## WORK ITEM
Leaving out the images, please output every entry exactly as it appears.

□ □ □

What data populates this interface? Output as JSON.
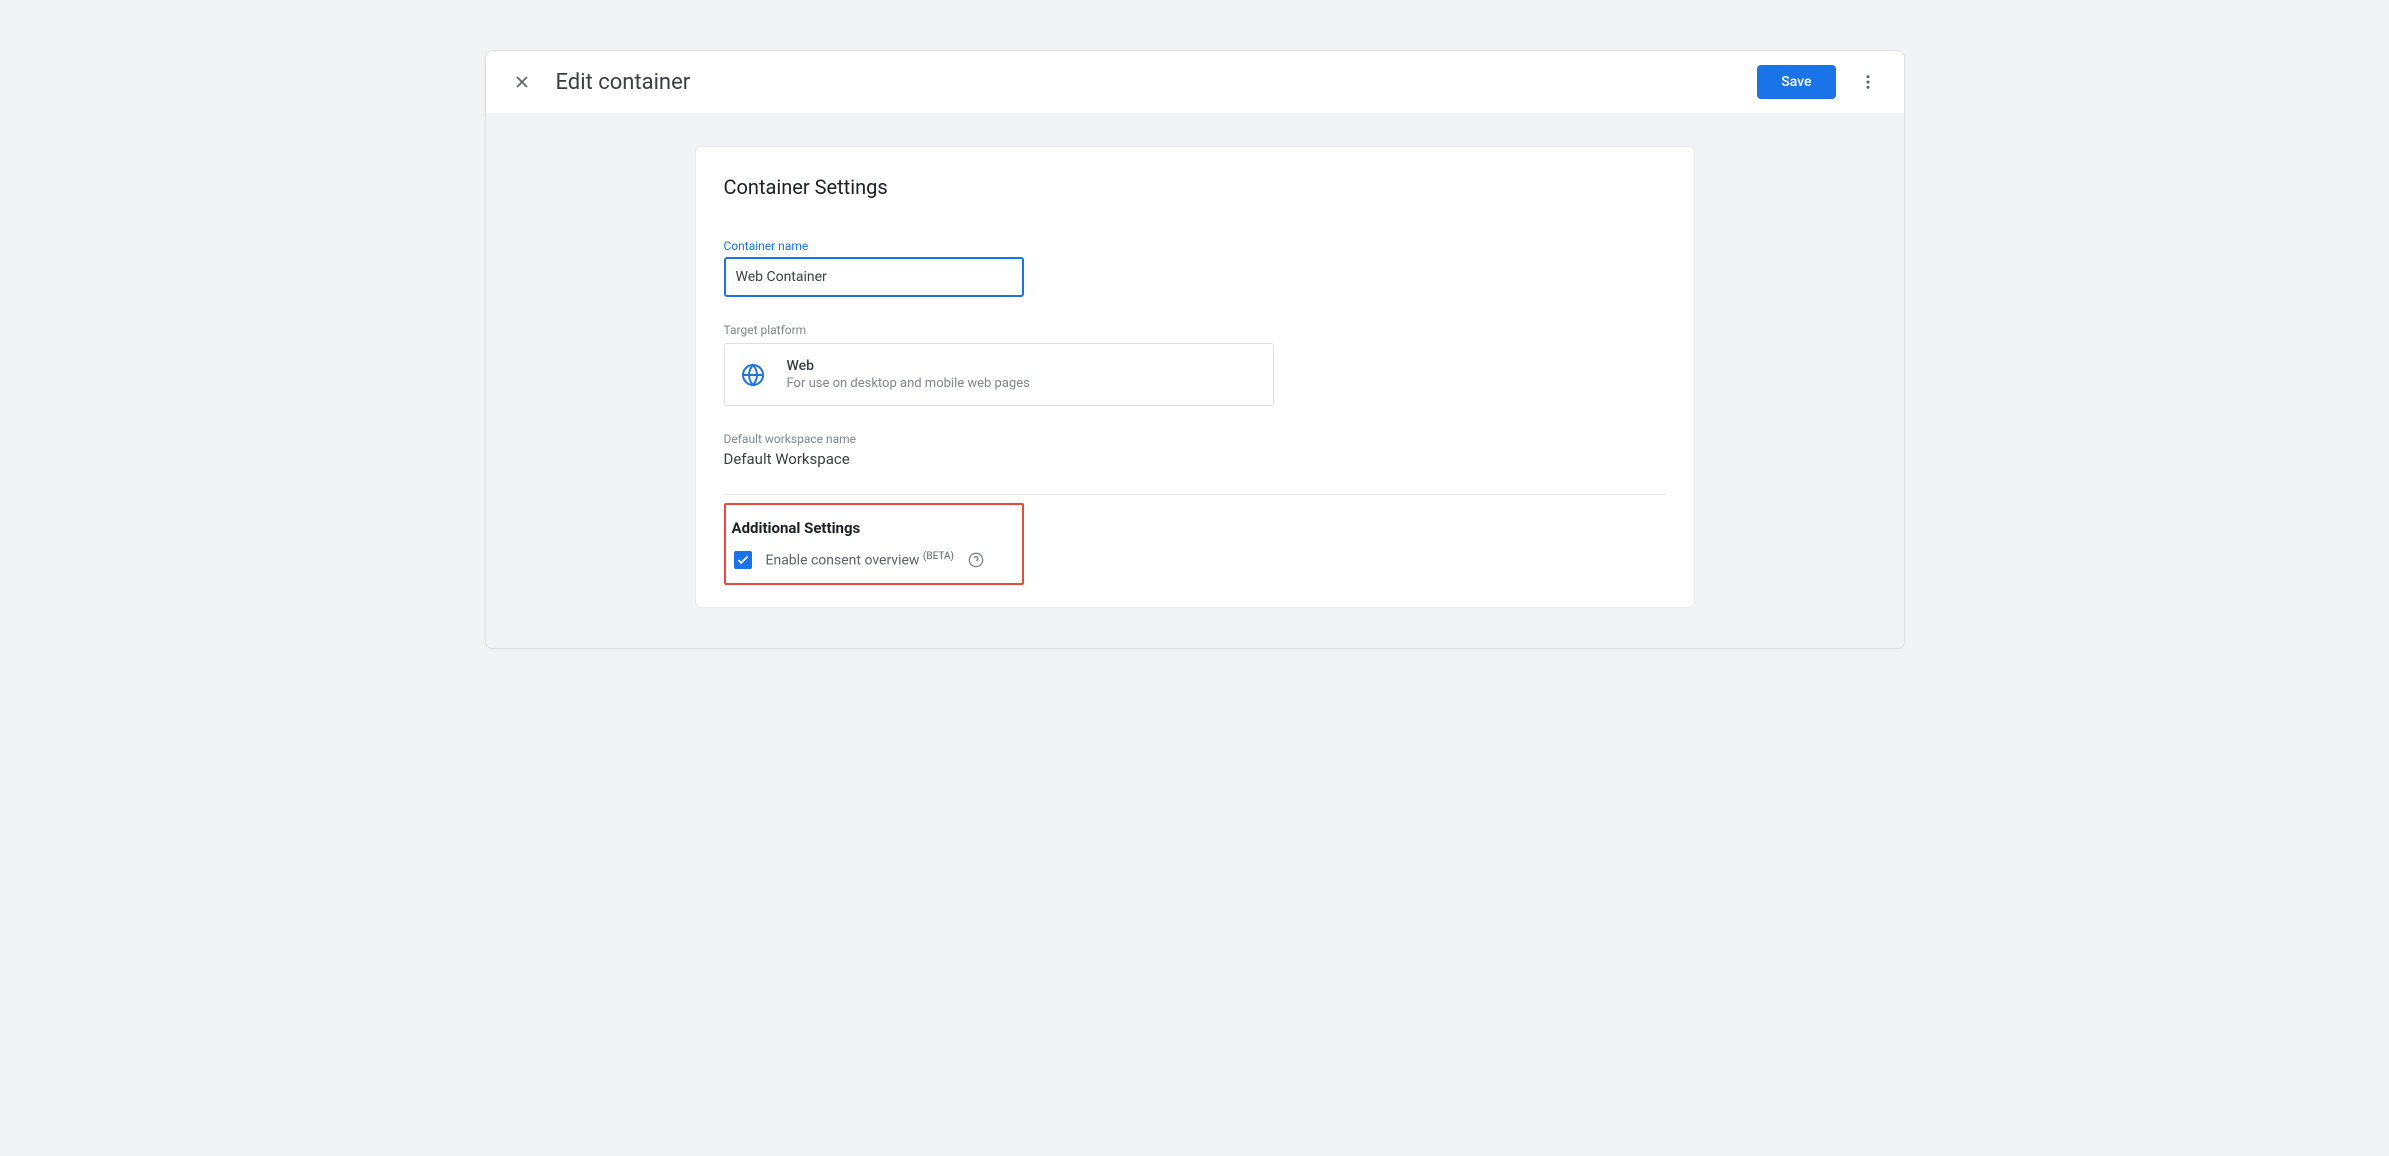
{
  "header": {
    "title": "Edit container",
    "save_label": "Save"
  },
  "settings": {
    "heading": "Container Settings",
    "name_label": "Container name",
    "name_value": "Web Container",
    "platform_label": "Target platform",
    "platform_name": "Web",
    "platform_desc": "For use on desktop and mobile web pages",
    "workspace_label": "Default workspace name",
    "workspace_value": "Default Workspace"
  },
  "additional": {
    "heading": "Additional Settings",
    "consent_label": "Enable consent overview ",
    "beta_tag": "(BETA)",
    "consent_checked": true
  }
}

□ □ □

## EXERCISE SOLUTION
What data populates this interface? Output as JSON.
{
  "header": {
    "title": "Edit container",
    "save_label": "Save"
  },
  "settings": {
    "heading": "Container Settings",
    "name_label": "Container name",
    "name_value": "Web Container",
    "platform_label": "Target platform",
    "platform_name": "Web",
    "platform_desc": "For use on desktop and mobile web pages",
    "workspace_label": "Default workspace name",
    "workspace_value": "Default Workspace"
  },
  "additional": {
    "heading": "Additional Settings",
    "consent_label": "Enable consent overview ",
    "beta_tag": "(BETA)",
    "consent_checked": true
  }
}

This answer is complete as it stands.